EXERCISE REQUIREMENTS: Verbatim repeat, images excluded. Give each entry again as written.

Element data from apps and pages:
>>>

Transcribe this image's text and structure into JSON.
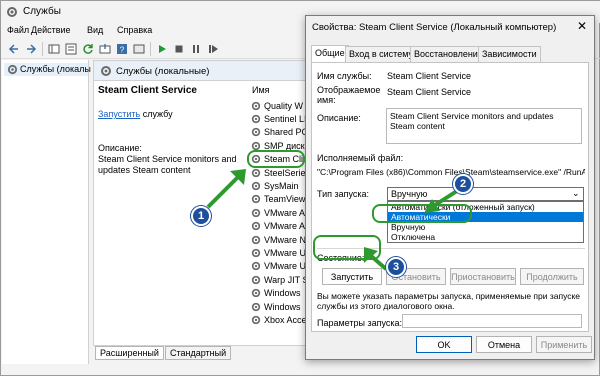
{
  "window": {
    "title": "Службы"
  },
  "menu": [
    "Файл",
    "Действие",
    "Вид",
    "Справка"
  ],
  "tree": {
    "item": "Службы (локалы"
  },
  "content": {
    "header": "Службы (локальные)",
    "service_title": "Steam Client Service",
    "start_link": "Запустить",
    "start_suffix": " службу",
    "desc_label": "Описание:",
    "desc_text": "Steam Client Service monitors and updates Steam content",
    "list_header": "Имя",
    "services": [
      "Quality W",
      "Sentinel LI",
      "Shared PC",
      "SMP диск",
      "Steam Clie",
      "SteelSeries",
      "SysMain",
      "TeamView",
      "VMware A",
      "VMware A",
      "VMware N",
      "VMware U",
      "VMware U",
      "Warp JIT S",
      "Windows",
      "Windows",
      "Xbox Acce"
    ]
  },
  "bottom_tabs": [
    "Расширенный",
    "Стандартный"
  ],
  "dialog": {
    "title": "Свойства: Steam Client Service (Локальный компьютер)",
    "close": "✕",
    "tabs": [
      "Общие",
      "Вход в систему",
      "Восстановление",
      "Зависимости"
    ],
    "fields": {
      "service_name_label": "Имя службы:",
      "service_name": "Steam Client Service",
      "display_name_label": "Отображаемое имя:",
      "display_name": "Steam Client Service",
      "description_label": "Описание:",
      "description": "Steam Client Service monitors and updates Steam content",
      "exe_label": "Исполняемый файл:",
      "exe_path": "\"C:\\Program Files (x86)\\Common Files\\Steam\\steamservice.exe\" /RunAsSe",
      "startup_label": "Тип запуска:",
      "startup_value": "Вручную",
      "startup_options": [
        "Автоматически (отложенный запуск)",
        "Автоматически",
        "Вручную",
        "Отключена"
      ],
      "selected_option": "Автоматически",
      "state_label": "Состояние:",
      "hint": "Вы можете указать параметры запуска, применяемые при запуске службы из этого диалогового окна.",
      "params_label": "Параметры запуска:"
    },
    "buttons": {
      "start": "Запустить",
      "stop": "Остановить",
      "pause": "Приостановить",
      "resume": "Продолжить",
      "ok": "OK",
      "cancel": "Отмена",
      "apply": "Применить"
    }
  },
  "annotations": [
    "1",
    "2",
    "3"
  ],
  "colors": {
    "highlight": "#2e9a2e",
    "badge": "#1e4f9c",
    "selection": "#0078d7"
  }
}
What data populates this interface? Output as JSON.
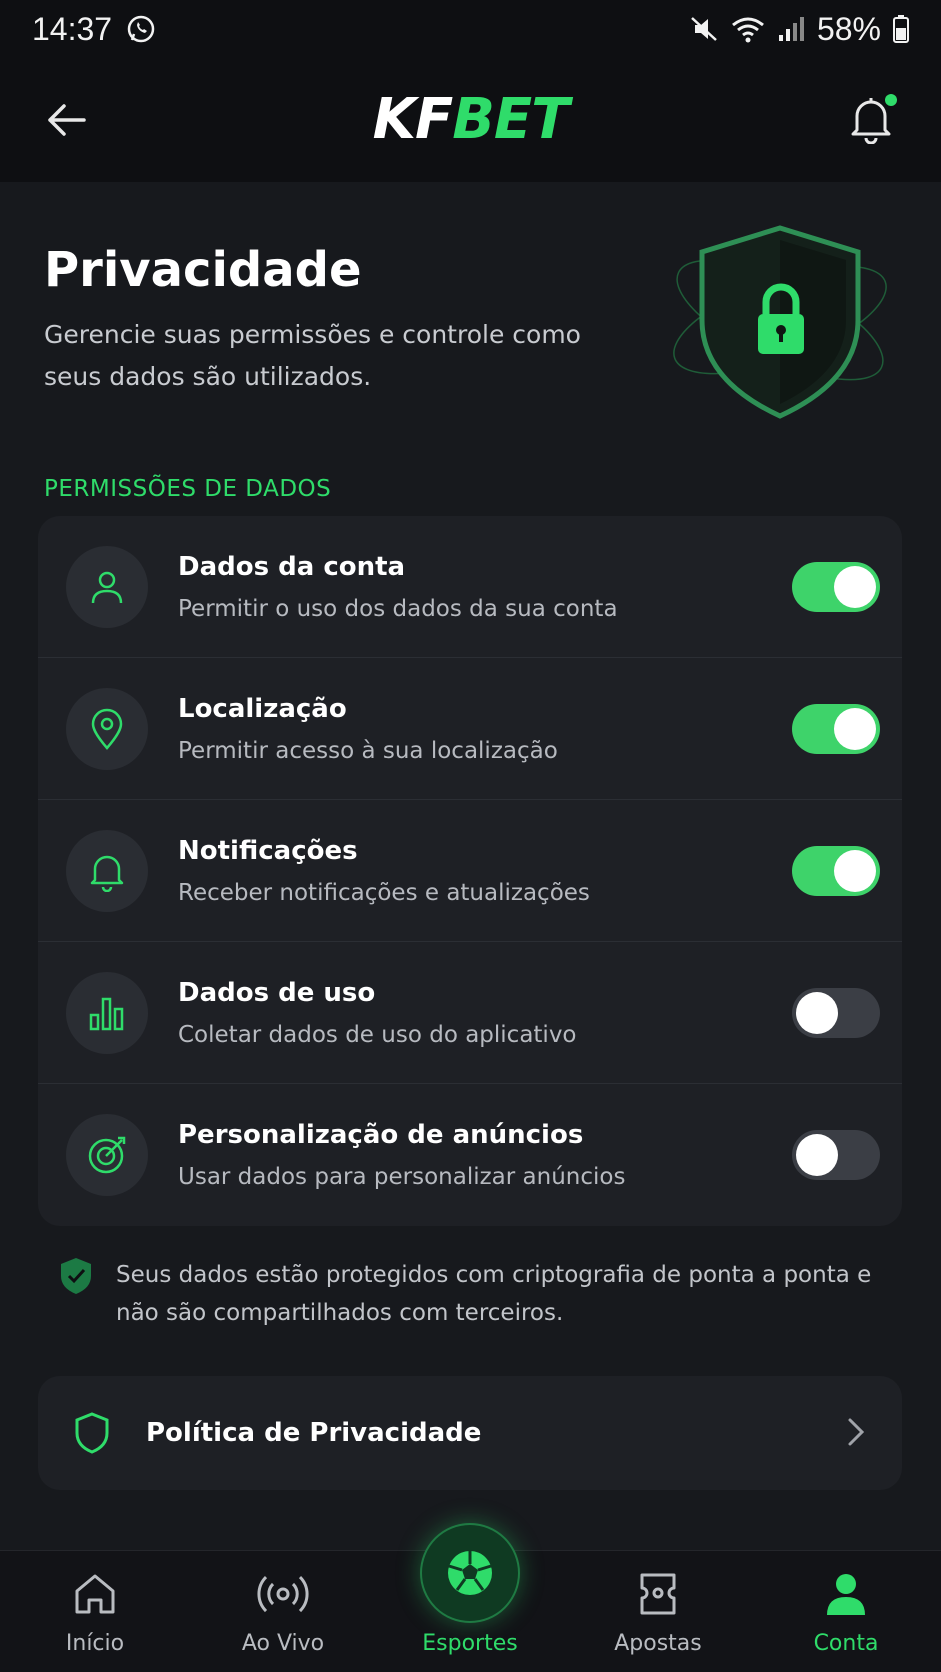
{
  "status_bar": {
    "time": "14:37",
    "battery": "58%"
  },
  "header": {
    "logo_part1": "KF",
    "logo_part2": "BET"
  },
  "hero": {
    "title": "Privacidade",
    "subtitle": "Gerencie suas permissões e controle como seus dados são utilizados."
  },
  "section_title": "PERMISSÕES DE DADOS",
  "permissions": [
    {
      "icon": "user-icon",
      "title": "Dados da conta",
      "desc": "Permitir o uso dos dados da sua conta",
      "enabled": true
    },
    {
      "icon": "location-pin-icon",
      "title": "Localização",
      "desc": "Permitir acesso à sua localização",
      "enabled": true
    },
    {
      "icon": "bell-icon",
      "title": "Notificações",
      "desc": "Receber notificações e atualizações",
      "enabled": true
    },
    {
      "icon": "bar-chart-icon",
      "title": "Dados de uso",
      "desc": "Coletar dados de uso do aplicativo",
      "enabled": false
    },
    {
      "icon": "target-icon",
      "title": "Personalização de anúncios",
      "desc": "Usar dados para personalizar anúncios",
      "enabled": false
    }
  ],
  "secure_note": "Seus dados estão protegidos com criptografia de ponta a ponta e não são compartilhados com terceiros.",
  "policy_label": "Política de Privacidade",
  "bottom_nav": [
    {
      "label": "Início",
      "icon": "home-icon",
      "active": false
    },
    {
      "label": "Ao Vivo",
      "icon": "live-broadcast-icon",
      "active": false
    },
    {
      "label": "Esportes",
      "icon": "soccer-ball-icon",
      "active": true
    },
    {
      "label": "Apostas",
      "icon": "ticket-icon",
      "active": false
    },
    {
      "label": "Conta",
      "icon": "account-icon",
      "active": true
    }
  ],
  "colors": {
    "accent": "#2fdc6a",
    "toggle_on": "#3ed36a",
    "background": "#17191d",
    "card": "#1e2025"
  }
}
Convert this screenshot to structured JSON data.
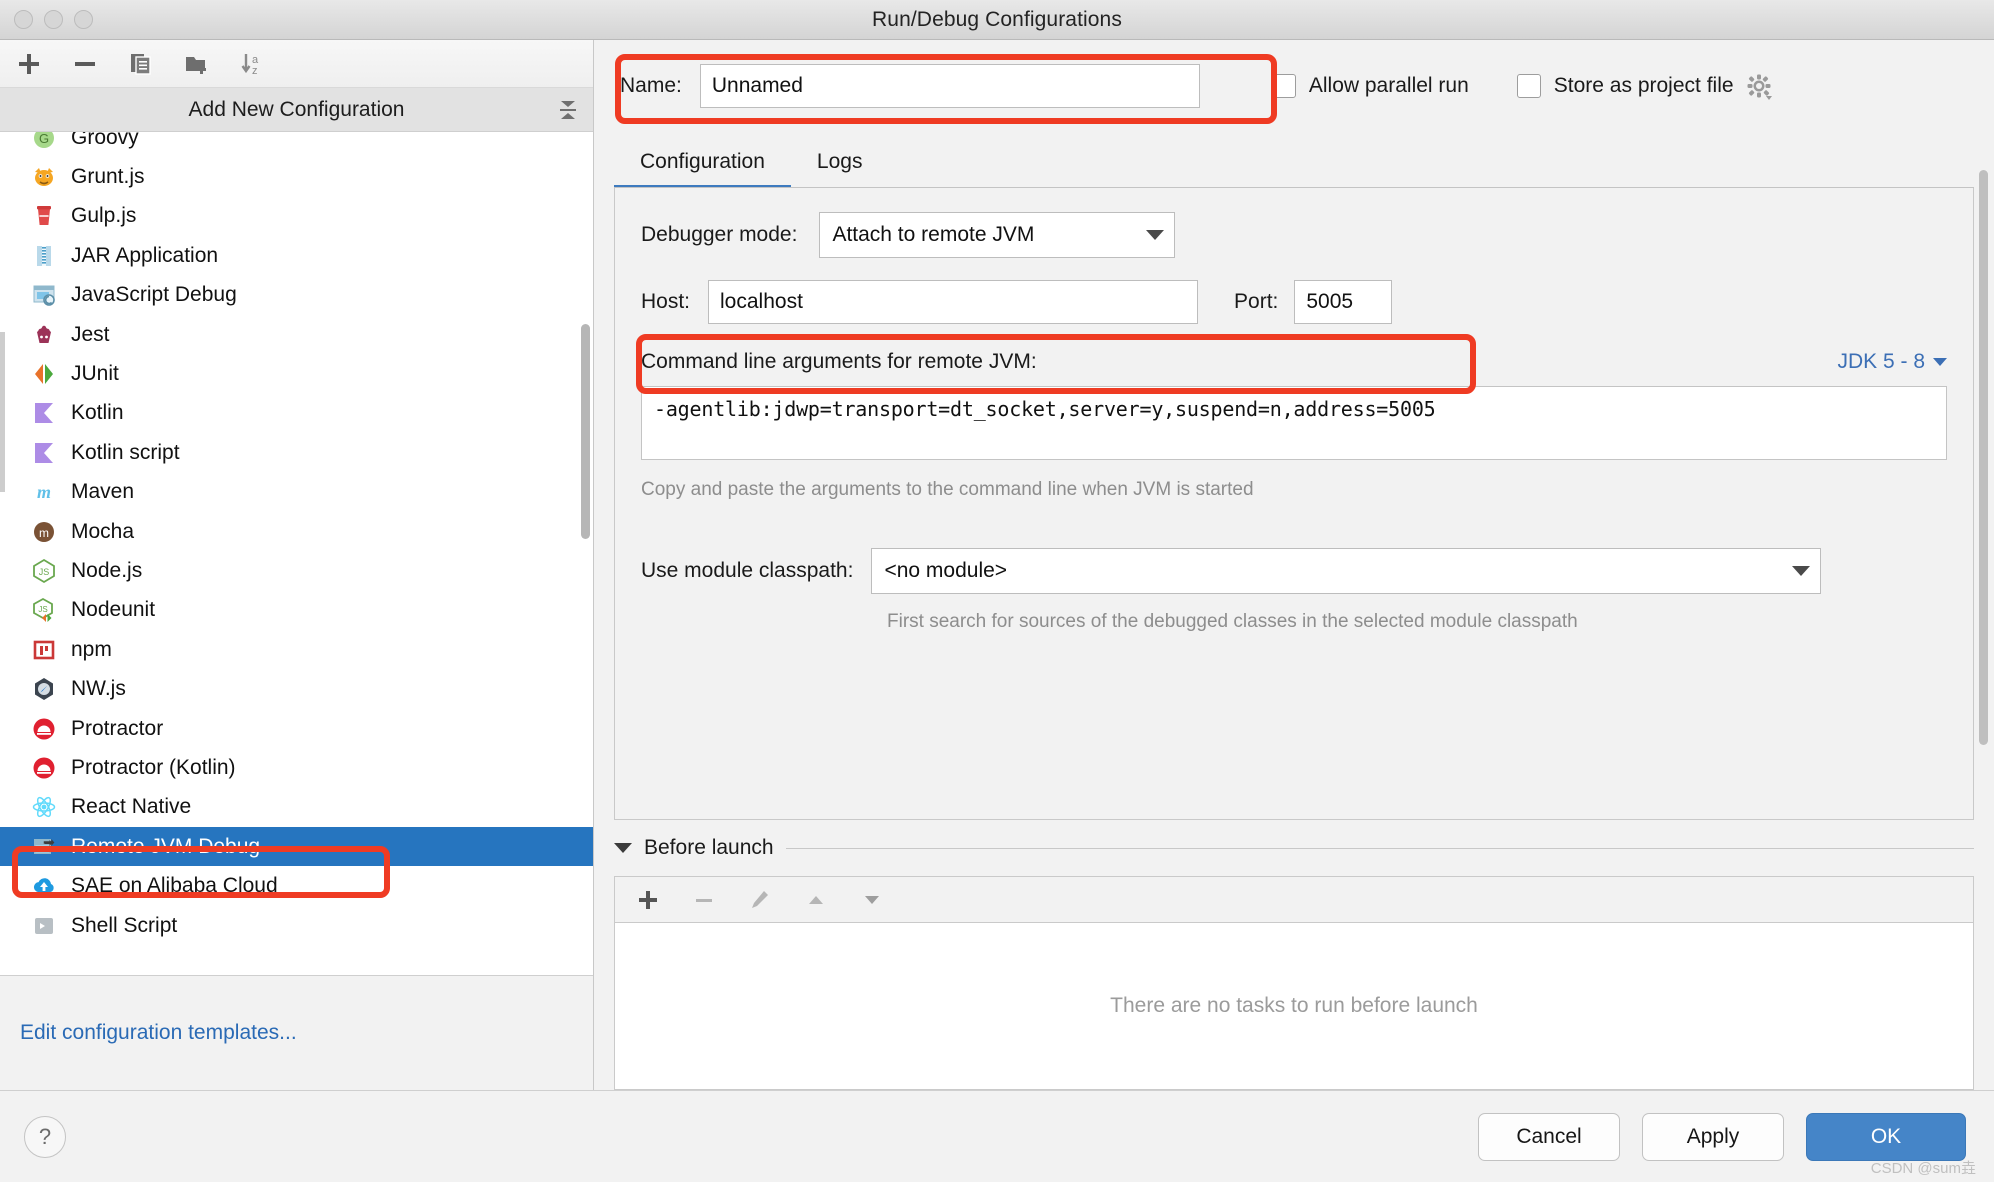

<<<

OUTPUT BELOW:
Transcribe this image's text and structure into JSON.
{
  "window": {
    "title": "Службы"
  },
  "menu": [
    "Файл",
    "Действие",
    "Вид",
    "Справка"
  ],
  "tree": {
    "item": "Службы (локалы"
  },
  "content": {
    "header": "Службы (локальные)",
    "service_title": "Steam Client Service",
    "start_link": "Запустить",
    "start_suffix": " службу",
    "desc_label": "Описание:",
    "desc_text": "Steam Client Service monitors and updates Steam content",
    "list_header": "Имя",
    "services": [
      "Quality W",
      "Sentinel LI",
      "Shared PC",
      "SMP диск",
      "Steam Clie",
      "SteelSeries",
      "SysMain",
      "TeamView",
      "VMware A",
      "VMware A",
      "VMware N",
      "VMware U",
      "VMware U",
      "Warp JIT S",
      "Windows",
      "Windows",
      "Xbox Acce"
    ]
  },
  "bottom_tabs": [
    "Расширенный",
    "Стандартный"
  ],
  "dialog": {
    "title": "Свойства: Steam Client Service (Локальный компьютер)",
    "close": "✕",
    "tabs": [
      "Общие",
      "Вход в систему",
      "Восстановление",
      "Зависимости"
    ],
    "fields": {
      "service_name_label": "Имя службы:",
      "service_name": "Steam Client Service",
      "display_name_label": "Отображаемое имя:",
      "display_name": "Steam Client Service",
      "description_label": "Описание:",
      "description": "Steam Client Service monitors and updates Steam content",
      "exe_label": "Исполняемый файл:",
      "exe_path": "\"C:\\Program Files (x86)\\Common Files\\Steam\\steamservice.exe\" /RunAsSe",
      "startup_label": "Тип запуска:",
      "startup_value": "Вручную",
      "startup_options": [
        "Автоматически (отложенный запуск)",
        "Автоматически",
        "Вручную",
        "Отключена"
      ],
      "selected_option": "Автоматически",
      "state_label": "Состояние:",
      "hint": "Вы можете указать параметры запуска, применяемые при запуске службы из этого диалогового окна.",
      "params_label": "Параметры запуска:"
    },
    "buttons": {
      "start": "Запустить",
      "stop": "Остановить",
      "pause": "Приостановить",
      "resume": "Продолжить",
      "ok": "OK",
      "cancel": "Отмена",
      "apply": "Применить"
    }
  },
  "annotations": [
    "1",
    "2",
    "3"
  ],
  "colors": {
    "highlight": "#2e9a2e",
    "badge": "#1e4f9c",
    "selection": "#0078d7"
  }
}
What data populates this interface? Output as JSON.
{
  "status_bar": {
    "time": "14:37",
    "battery": "58%"
  },
  "header": {
    "logo_part1": "KF",
    "logo_part2": "BET"
  },
  "hero": {
    "title": "Privacidade",
    "subtitle": "Gerencie suas permissões e controle como seus dados são utilizados."
  },
  "section_title": "PERMISSÕES DE DADOS",
  "permissions": [
    {
      "icon": "user-icon",
      "title": "Dados da conta",
      "desc": "Permitir o uso dos dados da sua conta",
      "enabled": true
    },
    {
      "icon": "location-pin-icon",
      "title": "Localização",
      "desc": "Permitir acesso à sua localização",
      "enabled": true
    },
    {
      "icon": "bell-icon",
      "title": "Notificações",
      "desc": "Receber notificações e atualizações",
      "enabled": true
    },
    {
      "icon": "bar-chart-icon",
      "title": "Dados de uso",
      "desc": "Coletar dados de uso do aplicativo",
      "enabled": false
    },
    {
      "icon": "target-icon",
      "title": "Personalização de anúncios",
      "desc": "Usar dados para personalizar anúncios",
      "enabled": false
    }
  ],
  "secure_note": "Seus dados estão protegidos com criptografia de ponta a ponta e não são compartilhados com terceiros.",
  "policy_label": "Política de Privacidade",
  "bottom_nav": [
    {
      "label": "Início",
      "icon": "home-icon",
      "active": false
    },
    {
      "label": "Ao Vivo",
      "icon": "live-broadcast-icon",
      "active": false
    },
    {
      "label": "Esportes",
      "icon": "soccer-ball-icon",
      "active": true
    },
    {
      "label": "Apostas",
      "icon": "ticket-icon",
      "active": false
    },
    {
      "label": "Conta",
      "icon": "account-icon",
      "active": true
    }
  ],
  "colors": {
    "accent": "#2fdc6a",
    "toggle_on": "#3ed36a",
    "background": "#17191d",
    "card": "#1e2025"
  }
}
Convert this screenshot to structured JSON data.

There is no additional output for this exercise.